Policy Reserve Details
A life insurance company must, by law, establish a reserve fund to be able to settle future claims. When a client takes out an insurance policy, she is entering into a contract with the company, which guarantees her a payment if she meets the policy terms. In exchange, the client agrees to pay a monthly premium. Many insurance companies will publish the amount they hold in reserve to assure clients that they have sufficient funds to cover future claims.
This reserve amount is listed as a liability rather than an asset in a company's accounts because it owes its reserve to the policies' beneficiaries. The insurance company cannot draw upon the policy reserve to cover current expenses.
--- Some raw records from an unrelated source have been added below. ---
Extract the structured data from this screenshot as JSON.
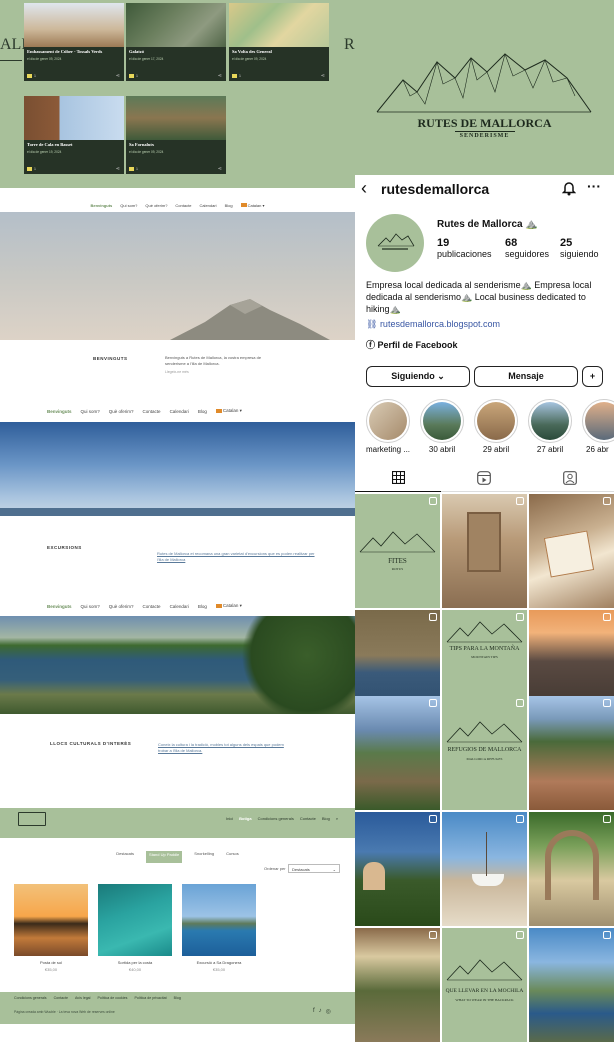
{
  "blog": {
    "edge_left": "ALL",
    "edge_right": "R",
    "cards": [
      {
        "title": "Embassament de Cúber - Tossals Verds",
        "date": "el dia de gener 09, 2024",
        "count": "1"
      },
      {
        "title": "Galatzó",
        "date": "el dia de gener 17, 2024",
        "count": "1"
      },
      {
        "title": "Sa Volta des General",
        "date": "el dia de gener 09, 2024",
        "count": "1"
      },
      {
        "title": "Torre de Cala en Basset",
        "date": "el dia de gener 19, 2024",
        "count": "1"
      },
      {
        "title": "Sa Fornalutx",
        "date": "el dia de gener 09, 2024",
        "count": "1"
      }
    ]
  },
  "site": {
    "nav_small": [
      "Benvinguts",
      "Qui som?",
      "Què oferim?",
      "Contacte",
      "Calendari",
      "Blog",
      "Catalan ▾"
    ],
    "nav": [
      "Benvinguts",
      "Qui som?",
      "Què oferim?",
      "Contacte",
      "Calendari",
      "Blog",
      "Catalan ▾"
    ],
    "section1": {
      "heading": "BENVINGUTS",
      "text": "Benvinguts a Rutes de Mallorca, la vostra empresa de senderisme a l'illa de Mallorca.",
      "more": "Llegeix-ne més"
    },
    "section2": {
      "heading": "EXCURSIONS",
      "text": "Rutes de Mallorca et recomana una gran varietat d'excursions que es poden realitzar per l'illa de Mallorca"
    },
    "section3": {
      "heading": "LLOCS CULTURALS D'INTERÈS",
      "text": "Coneix la cultura i la tradició, mobles tot alguns dels espais que podem trobar a l'illa de Mallorca."
    }
  },
  "shop": {
    "nav": [
      "Inici",
      "Botiga",
      "Condicions generals",
      "Contacte",
      "Blog"
    ],
    "tabs": [
      "Destacats",
      "Stand Up Paddle",
      "Snorkelling",
      "Cursos"
    ],
    "sort_label": "Ordenar per",
    "sort_value": "Destacats",
    "products": [
      {
        "title": "Posta de sol",
        "price": "€35,00"
      },
      {
        "title": "Sortida per la costa",
        "price": "€40,00"
      },
      {
        "title": "Excursió a Sa Dragonera",
        "price": "€35,00"
      }
    ],
    "footer_links": [
      "Condicions generals",
      "Contacte",
      "Avís legal",
      "Política de cookies",
      "Política de privacitat",
      "Blog"
    ],
    "footer_note": "Pàgina creada amb Wuuble · La teva nova Web de reserves online"
  },
  "instagram": {
    "brand_title": "RUTES DE MALLORCA",
    "brand_sub": "SENDERISME",
    "username": "rutesdemallorca",
    "profile_name": "Rutes de Mallorca ⛰️",
    "stats": [
      {
        "value": "19",
        "label": "publicaciones"
      },
      {
        "value": "68",
        "label": "seguidores"
      },
      {
        "value": "25",
        "label": "siguiendo"
      }
    ],
    "bio": "Empresa local dedicada al senderisme⛰️ Empresa local dedicada al senderismo⛰️ Local business dedicated to hiking⛰️",
    "url": "rutesdemallorca.blogspot.com",
    "facebook": "Perfil de Facebook",
    "buttons": {
      "follow": "Siguiendo ⌄",
      "message": "Mensaje"
    },
    "highlights": [
      "marketing ...",
      "30 abril",
      "29 abril",
      "27 abril",
      "26 abr"
    ],
    "grid_titles": {
      "fites": "FITES",
      "fites_sub": "ROTUS",
      "tips": "TIPS PARA LA MONTAÑA",
      "tips_sub": "MOUNTAIN TIPS",
      "refugios": "REFUGIOS DE MALLORCA",
      "refugios_sub": "MALLORCA REFUGES",
      "mochila": "QUE LLEVAR EN LA MOCHILA",
      "mochila_sub": "WHAT TO WEAR IN THE BACKPACK"
    }
  }
}
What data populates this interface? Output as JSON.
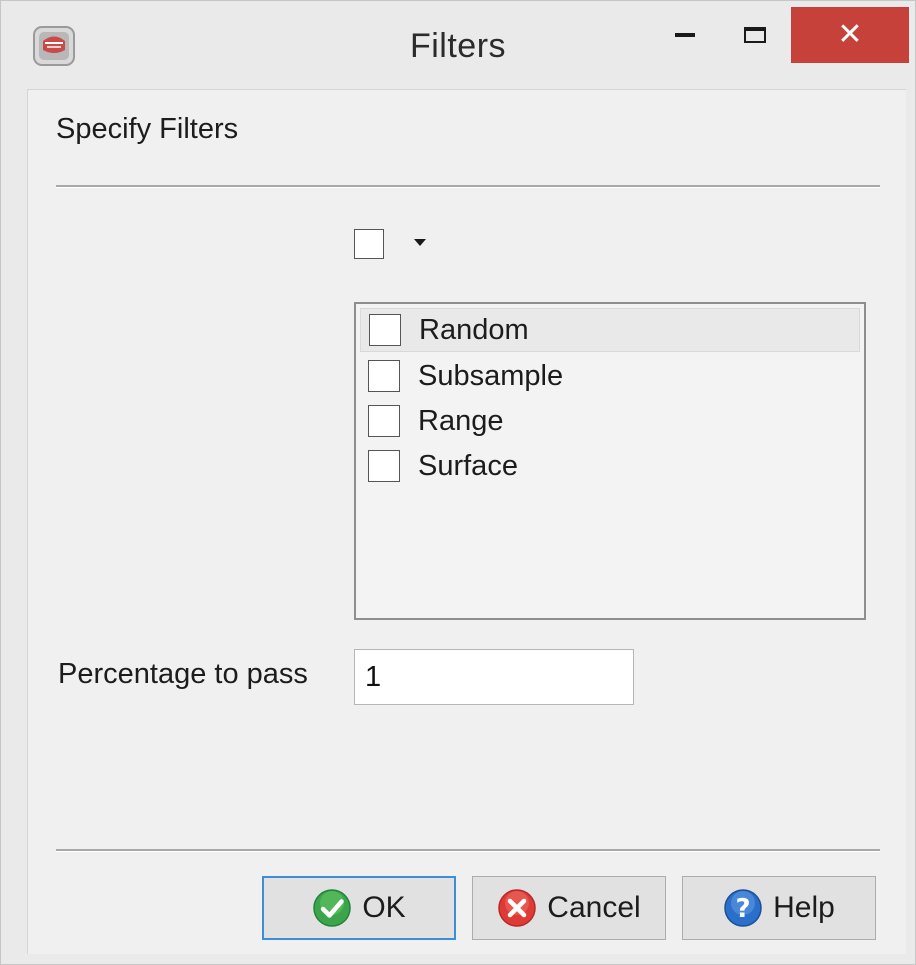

A person who takes out a life insurance policy, for example, will pay premiums every month. This premium will differ from person to person, depending on the risk that the policyholder represents to the company: a forty-year-old smoker will pay a higher premium than a healthy twenty-five-year-old. Some of the money paid in premiums will go to building up the insurer's reserves. Typically, insurance companies place around ten percent of their revenues in the reserve fund.
Policy Reserve Example
Margaret has decided to take out a term life insurance policy which will cover her for twenty years. The advantage of this type of policy is that the premiums are considerably cheaper than they would be for permanent insurance. Margaret is twenty-five and has two small children. She decides to take out a policy for ten years to pay her beneficiaries $250,000 should she die within that time. The monthly premium is a very reasonable $20.
Margaret knows little about the workings of insurance companies and doesn't know anything about the company that she is using, but a friend had advised her to check on the insurance company's financial stability. Governments and independent agencies regulate and assess insurance companies. One of the main things that an independent rating agency will look at is the insurance company's policy reserve strength. The better insurance companies will be careful about maintaining their policy reserve at a prudent level and able to cover reasonable demands on the reserve and payout when a policy falls due.
Margaret, young and healthy, is an ideal client as far as the insurance company is concerned. There is every chance that she will live a long life, and her children will not claim the $250,000. Her insurance company dedicates ten percent of her premium to its reserve fund, which increases the sum available to settle future payments of policies. However, insurance is always a gamble; no company can ever fully guarantee it holds sufficient funds in policy reserve to cover every future possibility, but state guaranty funds cover insurance company bankruptcy.
Cash Value vs. Policy Reserve
The cash value of a policy increases as clients pay more premiums. This amount will eventually belong to the policy owner, but the insurance company can use it whilst the insurance company holds it. This amount is considered an asset in the insurance company's accounts.
The insurance company cannot use a policy reserve. The company is legally obliged to maintain this reserve, and as such, the reserve is considered a liability.